INFORMATION SUPPLIED below:
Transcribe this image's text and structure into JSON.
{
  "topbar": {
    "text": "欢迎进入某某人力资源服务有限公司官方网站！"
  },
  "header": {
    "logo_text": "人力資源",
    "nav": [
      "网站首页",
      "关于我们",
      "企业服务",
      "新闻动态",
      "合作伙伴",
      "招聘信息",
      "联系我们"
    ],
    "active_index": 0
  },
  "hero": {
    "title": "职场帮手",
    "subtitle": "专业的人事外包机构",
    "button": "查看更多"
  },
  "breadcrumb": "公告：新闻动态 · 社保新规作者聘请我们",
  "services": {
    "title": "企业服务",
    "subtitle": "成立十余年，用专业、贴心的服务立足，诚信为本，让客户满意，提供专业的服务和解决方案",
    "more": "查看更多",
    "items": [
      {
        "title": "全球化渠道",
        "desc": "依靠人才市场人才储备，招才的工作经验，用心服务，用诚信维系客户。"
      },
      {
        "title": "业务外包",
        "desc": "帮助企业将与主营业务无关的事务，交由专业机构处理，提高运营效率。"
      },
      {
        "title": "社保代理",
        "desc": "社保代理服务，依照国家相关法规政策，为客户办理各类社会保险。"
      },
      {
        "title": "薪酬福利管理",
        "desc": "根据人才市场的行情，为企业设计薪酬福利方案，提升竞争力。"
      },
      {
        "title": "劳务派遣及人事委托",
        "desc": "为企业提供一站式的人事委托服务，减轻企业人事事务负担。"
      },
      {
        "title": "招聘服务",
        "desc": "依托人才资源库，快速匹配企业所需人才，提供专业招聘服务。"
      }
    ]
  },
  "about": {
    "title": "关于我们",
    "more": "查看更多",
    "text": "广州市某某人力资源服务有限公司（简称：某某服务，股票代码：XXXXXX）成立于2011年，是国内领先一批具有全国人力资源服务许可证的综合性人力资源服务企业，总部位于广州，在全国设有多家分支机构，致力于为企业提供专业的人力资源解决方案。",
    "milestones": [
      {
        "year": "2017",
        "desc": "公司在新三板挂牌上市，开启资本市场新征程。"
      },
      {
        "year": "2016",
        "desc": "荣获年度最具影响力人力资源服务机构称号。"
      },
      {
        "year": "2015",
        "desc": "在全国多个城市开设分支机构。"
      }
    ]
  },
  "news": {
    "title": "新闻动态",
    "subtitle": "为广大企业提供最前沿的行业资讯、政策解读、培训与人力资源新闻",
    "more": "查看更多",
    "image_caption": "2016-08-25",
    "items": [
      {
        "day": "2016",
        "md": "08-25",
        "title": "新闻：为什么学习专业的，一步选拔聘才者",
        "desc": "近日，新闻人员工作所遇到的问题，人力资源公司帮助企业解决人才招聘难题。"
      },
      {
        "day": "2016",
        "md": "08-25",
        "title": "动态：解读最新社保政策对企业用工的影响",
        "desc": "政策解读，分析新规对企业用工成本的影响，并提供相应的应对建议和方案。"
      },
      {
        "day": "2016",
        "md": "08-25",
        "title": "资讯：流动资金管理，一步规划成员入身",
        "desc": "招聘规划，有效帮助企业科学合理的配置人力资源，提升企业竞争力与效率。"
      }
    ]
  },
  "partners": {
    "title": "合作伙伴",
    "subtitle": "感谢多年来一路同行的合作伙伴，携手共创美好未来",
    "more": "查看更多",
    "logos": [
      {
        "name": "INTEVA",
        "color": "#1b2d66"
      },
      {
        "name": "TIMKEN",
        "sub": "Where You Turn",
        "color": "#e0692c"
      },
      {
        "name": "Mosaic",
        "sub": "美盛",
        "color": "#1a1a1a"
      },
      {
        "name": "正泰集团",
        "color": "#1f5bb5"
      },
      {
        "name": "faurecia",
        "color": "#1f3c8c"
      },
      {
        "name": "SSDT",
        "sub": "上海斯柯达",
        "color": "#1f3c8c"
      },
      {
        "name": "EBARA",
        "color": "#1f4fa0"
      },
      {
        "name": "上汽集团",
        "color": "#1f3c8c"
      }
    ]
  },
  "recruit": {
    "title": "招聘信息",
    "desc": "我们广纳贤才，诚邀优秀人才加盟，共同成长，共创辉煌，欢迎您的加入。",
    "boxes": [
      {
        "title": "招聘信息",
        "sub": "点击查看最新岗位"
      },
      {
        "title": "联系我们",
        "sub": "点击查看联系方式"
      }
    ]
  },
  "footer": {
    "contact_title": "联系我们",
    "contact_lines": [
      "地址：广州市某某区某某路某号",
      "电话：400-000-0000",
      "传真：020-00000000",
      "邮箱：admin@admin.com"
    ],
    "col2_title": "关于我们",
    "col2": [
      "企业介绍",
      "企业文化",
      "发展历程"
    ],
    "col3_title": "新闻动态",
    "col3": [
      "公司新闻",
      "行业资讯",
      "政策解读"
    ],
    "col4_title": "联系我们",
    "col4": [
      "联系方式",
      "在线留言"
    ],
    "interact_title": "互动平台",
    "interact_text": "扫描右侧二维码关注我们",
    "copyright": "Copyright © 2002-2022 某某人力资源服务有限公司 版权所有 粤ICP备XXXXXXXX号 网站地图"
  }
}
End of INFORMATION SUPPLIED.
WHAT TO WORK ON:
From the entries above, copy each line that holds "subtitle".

TASK RESPONSE:
    "subtitle": "专业的人事外包机构",
    "subtitle": "成立十余年，用专业、贴心的服务立足，诚信为本，让客户满意，提供专业的服务和解决方案",
    "subtitle": "为广大企业提供最前沿的行业资讯、政策解读、培训与人力资源新闻",
    "subtitle": "感谢多年来一路同行的合作伙伴，携手共创美好未来",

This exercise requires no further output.